HOW DID THE INITIATIVE BEGIN?
The idea to create the campus initiative began to take shape in November 2015 when former Provost Dr. Steve Oldham called a small group of faculty and staff together to discuss how to help students think more intentionally about purpose and vocation. The vision was to help enable graduates of UMHB to live meaningful lives that fulfill the will of God and contribute to the common good.
“Through Vocaré, we want to help foster a campus culture of meaningful life exploration,” said Dr. Vassar, provost and senior vice president for academic affairs. “The goals of the initiative also include training faculty and staff to engage students in conversations that explore life purpose, providing opportunities for students to explore and experience potential life callings, and shaping our curriculum to help students consider the spiritual, moral, and societal commitments that produce meaningful lives.”
In the Fall of 2019, the Vocaré initiative was awarded a NetVUE grant, which was used to create workshops and trainings for staff and faculty. “There is much enthusiasm for the initiative and a growing awareness of its goals across the campus,” Carrell said.
According to a UMHB Freshman Seminar report that year, 68.9 percent of students moderately or strongly agreed that they have a specific calling in life.
“It is clear that the majority of first-year students are at least receptive to the language of ‘calling,’” Carrell said. “From this, we know it’s prudent that we give them regular opportunities to identify and reflect on their own personal strengths and gifts.”
Yvette Shackelford, assistant to the vice president for student life, said working alongside students and helping them see their gifts and talents has given her own life and work meaning and purpose.

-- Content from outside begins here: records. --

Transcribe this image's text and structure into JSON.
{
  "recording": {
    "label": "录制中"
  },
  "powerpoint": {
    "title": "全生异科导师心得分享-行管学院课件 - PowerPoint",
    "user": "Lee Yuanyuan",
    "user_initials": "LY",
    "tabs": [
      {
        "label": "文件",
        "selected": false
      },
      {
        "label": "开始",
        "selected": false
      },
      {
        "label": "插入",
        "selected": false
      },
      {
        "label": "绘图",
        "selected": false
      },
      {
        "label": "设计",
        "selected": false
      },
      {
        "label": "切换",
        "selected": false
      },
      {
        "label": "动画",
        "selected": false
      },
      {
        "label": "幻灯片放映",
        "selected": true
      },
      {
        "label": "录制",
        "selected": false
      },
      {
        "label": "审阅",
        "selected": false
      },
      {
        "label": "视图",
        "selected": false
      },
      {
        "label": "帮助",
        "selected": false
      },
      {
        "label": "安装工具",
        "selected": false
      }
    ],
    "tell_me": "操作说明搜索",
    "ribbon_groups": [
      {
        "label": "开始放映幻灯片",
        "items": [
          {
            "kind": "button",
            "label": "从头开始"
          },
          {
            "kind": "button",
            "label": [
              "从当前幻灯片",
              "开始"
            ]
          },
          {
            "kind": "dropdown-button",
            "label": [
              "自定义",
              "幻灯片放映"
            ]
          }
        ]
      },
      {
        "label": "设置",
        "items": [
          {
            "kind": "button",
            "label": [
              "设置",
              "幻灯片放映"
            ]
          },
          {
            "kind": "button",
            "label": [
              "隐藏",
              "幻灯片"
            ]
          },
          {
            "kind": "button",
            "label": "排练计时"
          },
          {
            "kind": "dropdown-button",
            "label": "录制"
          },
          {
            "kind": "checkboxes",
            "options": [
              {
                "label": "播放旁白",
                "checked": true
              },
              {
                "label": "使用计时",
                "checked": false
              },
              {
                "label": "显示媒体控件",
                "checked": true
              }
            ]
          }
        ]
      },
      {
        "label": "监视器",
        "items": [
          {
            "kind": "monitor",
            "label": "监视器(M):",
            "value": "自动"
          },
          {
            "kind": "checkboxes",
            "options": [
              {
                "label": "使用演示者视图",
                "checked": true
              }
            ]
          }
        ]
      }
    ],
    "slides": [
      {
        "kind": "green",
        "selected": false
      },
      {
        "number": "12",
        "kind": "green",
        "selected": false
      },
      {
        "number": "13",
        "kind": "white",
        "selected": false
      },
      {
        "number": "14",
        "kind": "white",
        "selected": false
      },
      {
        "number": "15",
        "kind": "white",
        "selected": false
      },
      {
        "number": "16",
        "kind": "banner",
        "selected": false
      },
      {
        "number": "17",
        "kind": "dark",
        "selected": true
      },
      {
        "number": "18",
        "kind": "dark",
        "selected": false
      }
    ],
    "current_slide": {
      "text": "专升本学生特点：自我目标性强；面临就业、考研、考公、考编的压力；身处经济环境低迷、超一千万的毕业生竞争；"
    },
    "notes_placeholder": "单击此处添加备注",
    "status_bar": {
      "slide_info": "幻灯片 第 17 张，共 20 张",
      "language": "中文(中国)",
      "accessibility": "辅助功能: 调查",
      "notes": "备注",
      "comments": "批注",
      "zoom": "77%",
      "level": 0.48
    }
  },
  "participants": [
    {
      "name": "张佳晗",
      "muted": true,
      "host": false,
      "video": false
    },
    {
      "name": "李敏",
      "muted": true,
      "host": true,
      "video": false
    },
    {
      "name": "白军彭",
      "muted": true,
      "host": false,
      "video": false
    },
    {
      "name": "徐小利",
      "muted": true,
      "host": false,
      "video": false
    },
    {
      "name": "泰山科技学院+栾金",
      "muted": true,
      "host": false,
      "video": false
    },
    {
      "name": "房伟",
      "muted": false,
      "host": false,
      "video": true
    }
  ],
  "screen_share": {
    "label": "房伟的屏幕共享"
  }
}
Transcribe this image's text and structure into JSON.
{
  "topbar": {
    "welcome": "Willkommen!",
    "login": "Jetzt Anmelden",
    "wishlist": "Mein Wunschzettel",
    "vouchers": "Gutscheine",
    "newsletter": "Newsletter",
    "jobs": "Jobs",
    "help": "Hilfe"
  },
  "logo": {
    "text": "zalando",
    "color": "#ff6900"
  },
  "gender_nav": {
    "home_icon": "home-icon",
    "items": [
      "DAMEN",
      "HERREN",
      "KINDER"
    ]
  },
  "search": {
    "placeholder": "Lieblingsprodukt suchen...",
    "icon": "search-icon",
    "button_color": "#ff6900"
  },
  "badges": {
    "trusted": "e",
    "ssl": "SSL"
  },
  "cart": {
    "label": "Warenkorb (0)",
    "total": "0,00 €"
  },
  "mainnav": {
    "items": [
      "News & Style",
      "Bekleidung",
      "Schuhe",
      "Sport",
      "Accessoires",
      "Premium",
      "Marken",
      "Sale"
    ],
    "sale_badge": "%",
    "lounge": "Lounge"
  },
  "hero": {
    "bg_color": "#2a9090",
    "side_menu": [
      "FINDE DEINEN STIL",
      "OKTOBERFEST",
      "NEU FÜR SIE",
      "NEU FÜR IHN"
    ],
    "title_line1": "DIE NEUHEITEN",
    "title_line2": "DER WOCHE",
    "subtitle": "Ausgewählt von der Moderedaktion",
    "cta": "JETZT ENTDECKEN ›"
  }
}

“I love helping give students a sense of direction,” she said. “I love to serve other people and work alongside the students and see them happy. That truly makes me very happy.”
Dr. William “Bill” Tanner also finds meaning and purpose in his work as a professor and department chair of computer science, engineering, and physics. He is excited to share the initiative with his students to help them on their journeys to find “calling.”
“I have always felt that there is a need for folks to be able to work with students in a way that they can become aware of their potential and to achieve that,” Tanner said. “I really enjoy being a part of that process.”
Even though someone’s calling may evolve and change as they get older and go through life, Carrell says the process is essentially about discernment.
“It’s our hope that while at UMHB students will listen thoughtfully, read broadly, and think deeply about calling,” he said. “So when they discover their gifts, develop their talents, and explore their passions, they can go out and make a difference in the world.”